(TRY IT) Read through the material below and copy each line in which the word "Mexico" occurs.

(EXERCISE DATA)
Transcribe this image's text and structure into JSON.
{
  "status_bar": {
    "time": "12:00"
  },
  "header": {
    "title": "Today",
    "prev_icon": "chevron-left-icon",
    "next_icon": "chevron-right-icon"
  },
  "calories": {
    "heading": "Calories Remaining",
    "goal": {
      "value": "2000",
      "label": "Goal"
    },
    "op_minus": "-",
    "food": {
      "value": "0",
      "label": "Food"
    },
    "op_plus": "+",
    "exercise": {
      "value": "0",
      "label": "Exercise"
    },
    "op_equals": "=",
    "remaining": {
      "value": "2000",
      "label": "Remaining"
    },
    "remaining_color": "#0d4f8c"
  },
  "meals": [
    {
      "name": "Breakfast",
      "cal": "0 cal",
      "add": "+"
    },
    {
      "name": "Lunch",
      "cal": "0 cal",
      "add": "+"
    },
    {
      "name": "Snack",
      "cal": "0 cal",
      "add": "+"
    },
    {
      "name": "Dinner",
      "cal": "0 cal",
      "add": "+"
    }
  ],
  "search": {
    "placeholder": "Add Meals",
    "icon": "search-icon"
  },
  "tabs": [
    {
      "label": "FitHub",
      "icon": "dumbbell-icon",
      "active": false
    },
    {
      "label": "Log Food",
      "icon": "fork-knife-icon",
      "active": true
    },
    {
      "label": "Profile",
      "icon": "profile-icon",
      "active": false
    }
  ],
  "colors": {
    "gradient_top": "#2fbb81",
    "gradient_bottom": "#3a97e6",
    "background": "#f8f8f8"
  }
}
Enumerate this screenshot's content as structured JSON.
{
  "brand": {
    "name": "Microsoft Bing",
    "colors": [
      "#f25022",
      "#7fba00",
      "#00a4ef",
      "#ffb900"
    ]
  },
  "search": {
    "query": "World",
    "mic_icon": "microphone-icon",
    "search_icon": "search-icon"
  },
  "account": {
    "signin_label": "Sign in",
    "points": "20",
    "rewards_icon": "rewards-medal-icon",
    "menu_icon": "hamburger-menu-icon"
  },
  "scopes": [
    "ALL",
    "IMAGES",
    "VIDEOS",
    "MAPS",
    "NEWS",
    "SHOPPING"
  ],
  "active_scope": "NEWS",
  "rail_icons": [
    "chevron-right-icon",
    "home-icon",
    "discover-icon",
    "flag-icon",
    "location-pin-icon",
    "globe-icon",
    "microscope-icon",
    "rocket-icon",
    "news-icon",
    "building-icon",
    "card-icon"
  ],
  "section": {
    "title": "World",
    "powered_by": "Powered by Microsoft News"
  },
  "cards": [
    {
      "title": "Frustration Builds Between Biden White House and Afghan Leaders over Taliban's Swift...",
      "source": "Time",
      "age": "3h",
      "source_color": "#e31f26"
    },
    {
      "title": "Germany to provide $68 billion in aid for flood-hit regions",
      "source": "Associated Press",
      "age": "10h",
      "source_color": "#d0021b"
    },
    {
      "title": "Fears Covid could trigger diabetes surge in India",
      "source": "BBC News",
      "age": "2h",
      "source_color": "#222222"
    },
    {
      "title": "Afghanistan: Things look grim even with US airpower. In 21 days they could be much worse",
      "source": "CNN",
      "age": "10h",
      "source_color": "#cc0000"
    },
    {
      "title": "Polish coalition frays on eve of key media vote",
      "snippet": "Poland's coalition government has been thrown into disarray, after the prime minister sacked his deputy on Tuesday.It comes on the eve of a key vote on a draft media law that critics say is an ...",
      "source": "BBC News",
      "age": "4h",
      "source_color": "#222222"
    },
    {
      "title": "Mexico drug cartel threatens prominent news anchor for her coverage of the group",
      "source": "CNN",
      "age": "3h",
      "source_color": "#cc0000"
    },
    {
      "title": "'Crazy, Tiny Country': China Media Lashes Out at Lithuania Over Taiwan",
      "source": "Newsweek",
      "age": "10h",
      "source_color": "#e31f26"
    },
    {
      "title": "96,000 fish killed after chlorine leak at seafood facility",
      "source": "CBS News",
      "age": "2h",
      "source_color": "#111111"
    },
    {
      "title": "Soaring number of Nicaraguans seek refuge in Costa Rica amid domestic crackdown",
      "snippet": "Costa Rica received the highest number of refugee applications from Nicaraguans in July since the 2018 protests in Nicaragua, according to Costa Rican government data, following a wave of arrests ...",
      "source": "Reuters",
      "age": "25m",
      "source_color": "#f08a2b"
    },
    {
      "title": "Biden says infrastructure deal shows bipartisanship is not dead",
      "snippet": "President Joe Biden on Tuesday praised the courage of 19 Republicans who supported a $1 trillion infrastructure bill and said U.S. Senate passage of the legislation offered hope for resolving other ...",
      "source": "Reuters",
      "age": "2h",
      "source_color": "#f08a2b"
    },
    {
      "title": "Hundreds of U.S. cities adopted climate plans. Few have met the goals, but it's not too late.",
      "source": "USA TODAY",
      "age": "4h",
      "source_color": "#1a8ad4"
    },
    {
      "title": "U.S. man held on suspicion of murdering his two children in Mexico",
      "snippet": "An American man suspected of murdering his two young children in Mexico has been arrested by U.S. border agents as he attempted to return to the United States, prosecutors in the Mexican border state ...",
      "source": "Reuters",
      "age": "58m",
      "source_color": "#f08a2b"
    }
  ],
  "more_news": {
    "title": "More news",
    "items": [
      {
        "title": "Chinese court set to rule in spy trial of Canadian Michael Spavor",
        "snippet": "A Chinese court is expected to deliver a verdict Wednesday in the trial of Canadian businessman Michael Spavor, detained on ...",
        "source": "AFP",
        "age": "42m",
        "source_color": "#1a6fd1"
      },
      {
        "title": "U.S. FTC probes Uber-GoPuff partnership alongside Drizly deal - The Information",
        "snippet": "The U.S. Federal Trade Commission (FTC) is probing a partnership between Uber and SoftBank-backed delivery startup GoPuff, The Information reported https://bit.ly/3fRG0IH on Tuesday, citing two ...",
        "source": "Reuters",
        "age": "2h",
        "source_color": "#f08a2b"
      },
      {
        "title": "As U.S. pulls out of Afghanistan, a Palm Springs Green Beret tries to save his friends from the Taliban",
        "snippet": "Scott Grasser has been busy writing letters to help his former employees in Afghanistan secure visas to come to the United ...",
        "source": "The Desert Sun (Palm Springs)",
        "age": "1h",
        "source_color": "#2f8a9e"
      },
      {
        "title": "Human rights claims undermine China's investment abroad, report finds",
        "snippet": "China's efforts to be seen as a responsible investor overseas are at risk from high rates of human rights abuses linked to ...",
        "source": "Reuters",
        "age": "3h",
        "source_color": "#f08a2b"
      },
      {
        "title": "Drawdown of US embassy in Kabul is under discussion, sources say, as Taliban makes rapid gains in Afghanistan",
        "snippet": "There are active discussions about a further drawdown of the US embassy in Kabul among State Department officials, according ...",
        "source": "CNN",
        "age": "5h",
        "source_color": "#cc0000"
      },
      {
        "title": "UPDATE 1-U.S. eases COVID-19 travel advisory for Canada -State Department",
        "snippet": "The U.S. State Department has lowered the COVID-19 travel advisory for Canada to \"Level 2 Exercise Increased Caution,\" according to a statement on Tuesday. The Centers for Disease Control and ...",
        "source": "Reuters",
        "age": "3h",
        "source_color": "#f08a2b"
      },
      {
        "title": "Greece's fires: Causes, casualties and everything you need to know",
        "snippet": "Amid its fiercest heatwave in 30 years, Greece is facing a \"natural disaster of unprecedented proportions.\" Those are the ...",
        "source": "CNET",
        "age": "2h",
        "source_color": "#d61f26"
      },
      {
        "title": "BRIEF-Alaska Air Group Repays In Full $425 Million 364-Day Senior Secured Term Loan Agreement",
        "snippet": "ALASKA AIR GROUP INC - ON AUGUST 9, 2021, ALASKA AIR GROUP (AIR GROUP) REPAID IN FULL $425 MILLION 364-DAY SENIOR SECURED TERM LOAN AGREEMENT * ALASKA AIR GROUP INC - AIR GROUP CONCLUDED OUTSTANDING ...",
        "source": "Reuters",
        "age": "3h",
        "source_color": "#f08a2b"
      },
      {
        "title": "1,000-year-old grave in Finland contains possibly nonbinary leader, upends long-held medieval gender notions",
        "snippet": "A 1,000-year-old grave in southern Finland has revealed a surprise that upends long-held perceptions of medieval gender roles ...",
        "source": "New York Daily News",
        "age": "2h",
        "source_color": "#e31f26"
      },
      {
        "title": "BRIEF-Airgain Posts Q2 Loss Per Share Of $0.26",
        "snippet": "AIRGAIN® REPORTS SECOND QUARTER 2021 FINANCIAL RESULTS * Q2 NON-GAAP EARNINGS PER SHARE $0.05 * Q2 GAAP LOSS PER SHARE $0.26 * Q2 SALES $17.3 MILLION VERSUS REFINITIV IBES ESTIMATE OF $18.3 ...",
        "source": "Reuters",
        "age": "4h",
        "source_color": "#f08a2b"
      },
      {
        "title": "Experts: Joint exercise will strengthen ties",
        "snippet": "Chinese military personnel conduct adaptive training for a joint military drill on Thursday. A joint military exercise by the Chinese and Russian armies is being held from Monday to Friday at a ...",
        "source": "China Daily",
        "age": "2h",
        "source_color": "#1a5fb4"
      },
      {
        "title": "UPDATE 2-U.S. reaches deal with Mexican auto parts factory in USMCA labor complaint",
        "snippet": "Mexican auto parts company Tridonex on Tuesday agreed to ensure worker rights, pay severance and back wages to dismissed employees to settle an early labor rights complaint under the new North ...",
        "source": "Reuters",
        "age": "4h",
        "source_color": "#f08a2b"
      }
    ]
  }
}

(TASK ANSWER)
      "title": "Mexico drug cartel threatens prominent news anchor for her coverage of the group",
      "title": "U.S. man held on suspicion of murdering his two children in Mexico",
      "snippet": "An American man suspected of murdering his two young children in Mexico has been arrested by U.S. border agents as he attempted to return to the United States, prosecutors in the Mexican border state ...",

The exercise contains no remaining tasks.